Bill to elect superintendents fails
By Tom Humphrey knoxnews.com
NASHVILLE - Legislation to allow elected school superintendents in some Tennessee counties failed by a single vote in a House committee Tuesday.
Sponsor Rep. Frank Niceley, R-Strawberry Plains, cited opposition from House Education Committee Chairman Richard Montgomery, R-Sevierville, as the deciding factor and said he may face political consequences.
Montgomery said he can see both sides of the argument over whether superintendents should be elected or appointed by school boards.
His no vote, Montgomery said, was based on a belief that so much change is currently afoot in education reforms that adding elected superintendents to the mix would be "just too much to try and put on people right now."

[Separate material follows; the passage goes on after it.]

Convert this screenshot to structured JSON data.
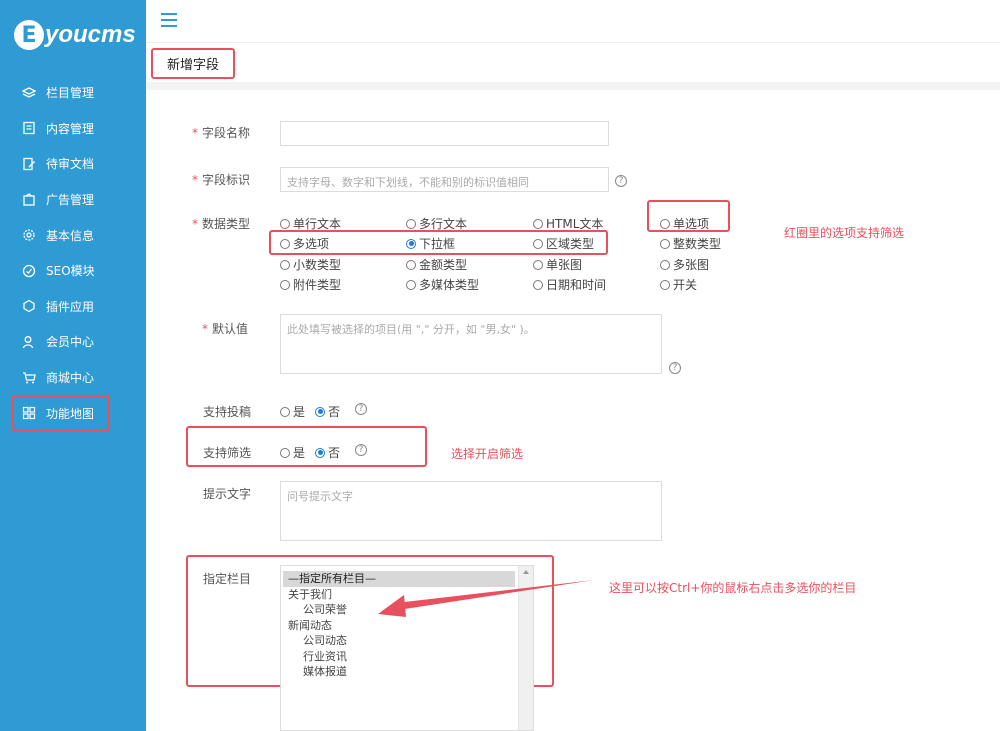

The bill, HB902, won eight yes votes versus nine no votes on the Education Committee. Niceley also noted that Rep. Kevin Brooks, R-Cleveland, who voted for the bill in subcommittee voted against it in the full committee.
State law since 1992 has mandated that superintendents be appointed by school boards. Niceley's bill would have allowed counties that had elected superintendents before 1992 to return to elections if voters approved in a referendum authorized by the county commission.

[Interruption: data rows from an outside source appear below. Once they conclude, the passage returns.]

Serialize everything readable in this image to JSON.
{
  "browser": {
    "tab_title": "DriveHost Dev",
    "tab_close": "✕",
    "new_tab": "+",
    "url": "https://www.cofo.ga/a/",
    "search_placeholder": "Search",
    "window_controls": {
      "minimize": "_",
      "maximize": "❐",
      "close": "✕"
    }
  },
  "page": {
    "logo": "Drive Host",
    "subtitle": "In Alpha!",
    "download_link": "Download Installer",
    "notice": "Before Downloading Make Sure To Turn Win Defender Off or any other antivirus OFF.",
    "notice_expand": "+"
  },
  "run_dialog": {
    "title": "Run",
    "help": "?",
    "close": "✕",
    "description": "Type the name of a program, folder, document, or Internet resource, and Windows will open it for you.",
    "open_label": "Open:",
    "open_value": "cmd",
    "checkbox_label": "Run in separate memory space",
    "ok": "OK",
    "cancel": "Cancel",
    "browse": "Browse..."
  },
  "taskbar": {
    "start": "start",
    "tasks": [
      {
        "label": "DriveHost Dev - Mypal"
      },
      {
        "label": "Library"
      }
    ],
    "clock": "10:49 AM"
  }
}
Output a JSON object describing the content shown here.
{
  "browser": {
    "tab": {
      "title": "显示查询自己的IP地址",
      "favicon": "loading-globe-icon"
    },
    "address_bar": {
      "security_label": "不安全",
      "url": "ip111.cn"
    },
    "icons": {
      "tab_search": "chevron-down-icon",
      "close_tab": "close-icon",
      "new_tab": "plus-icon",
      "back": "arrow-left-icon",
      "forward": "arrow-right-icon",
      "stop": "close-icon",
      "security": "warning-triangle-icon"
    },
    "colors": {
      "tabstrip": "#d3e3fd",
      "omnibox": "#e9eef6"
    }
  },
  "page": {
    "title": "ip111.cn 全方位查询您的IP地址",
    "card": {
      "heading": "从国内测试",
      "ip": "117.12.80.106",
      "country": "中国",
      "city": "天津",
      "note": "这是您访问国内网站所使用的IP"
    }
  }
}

Niceley said that in Montgomery's home county of Sevier, a desire for return to elected superintendents is "bigger than the income tax" as a political issue.
Montgomery said that sentiment in Sevier does tilt toward elected superintendents, but noted that the county school superintendent, Jack Parton, initially elected by popular vote years ago, was later appointed by the school board and has been in office ever since.

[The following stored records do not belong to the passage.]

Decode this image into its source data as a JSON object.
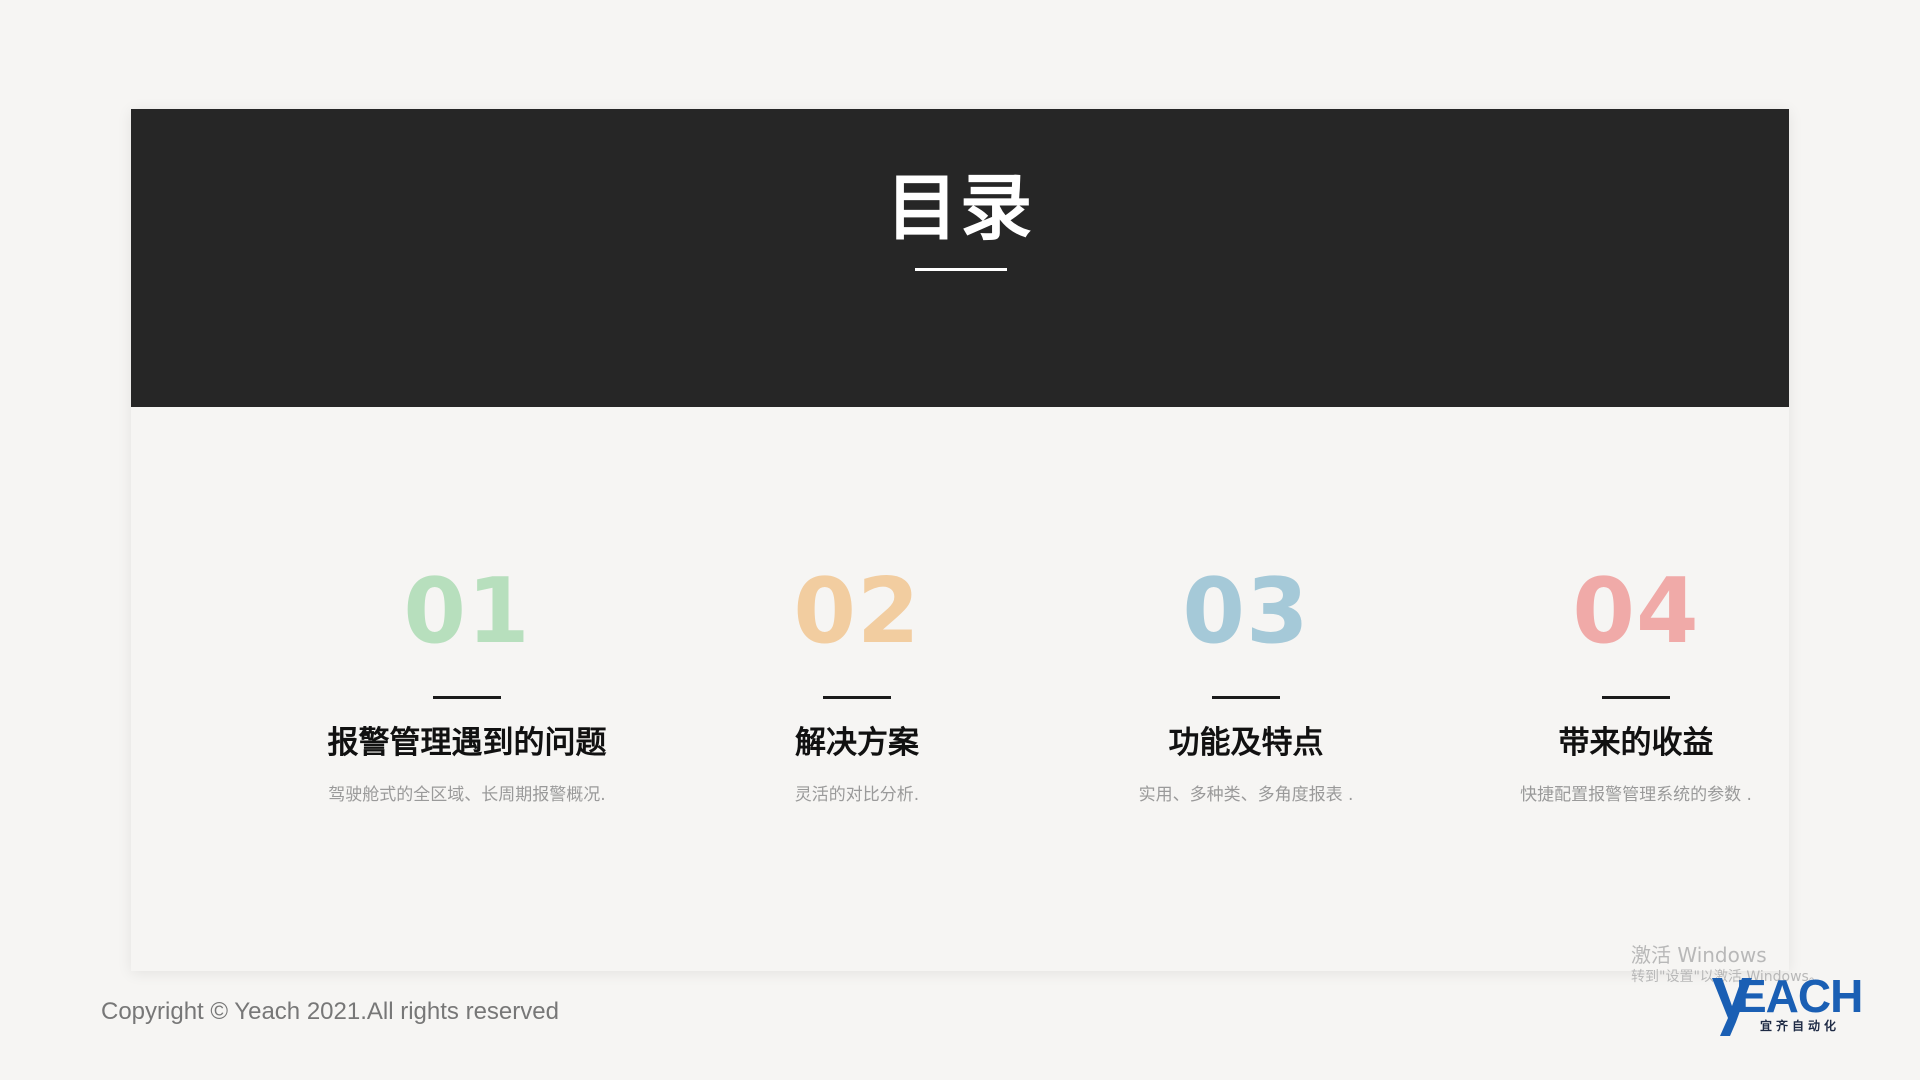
{
  "header": {
    "title": "目录"
  },
  "items": [
    {
      "number": "01",
      "title": "报警管理遇到的问题",
      "desc": "驾驶舱式的全区域、长周期报警概况.",
      "color": "#b7dfbd"
    },
    {
      "number": "02",
      "title": "解决方案",
      "desc": "灵活的对比分析.",
      "color": "#f2cda0"
    },
    {
      "number": "03",
      "title": "功能及特点",
      "desc": "实用、多种类、多角度报表 .",
      "color": "#a5c9d8"
    },
    {
      "number": "04",
      "title": "带来的收益",
      "desc": "快捷配置报警管理系统的参数 .",
      "color": "#f0aaa8"
    }
  ],
  "footer": {
    "copyright": "Copyright © Yeach 2021.All rights reserved"
  },
  "watermark": {
    "line1": "激活 Windows",
    "line2": "转到\"设置\"以激活 Windows。"
  },
  "logo": {
    "text": "EACH",
    "subtext": "宜齐自动化",
    "color": "#1a5fb4"
  }
}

Niceley acknowledged the vote likely kills his bill for the year, but noted Rep. John Mark Windle, D-Livingston, is sponsoring similar legislation. Windle said that he plans to seek a vote on his bill, too, now that Niceley's bill has been defeated.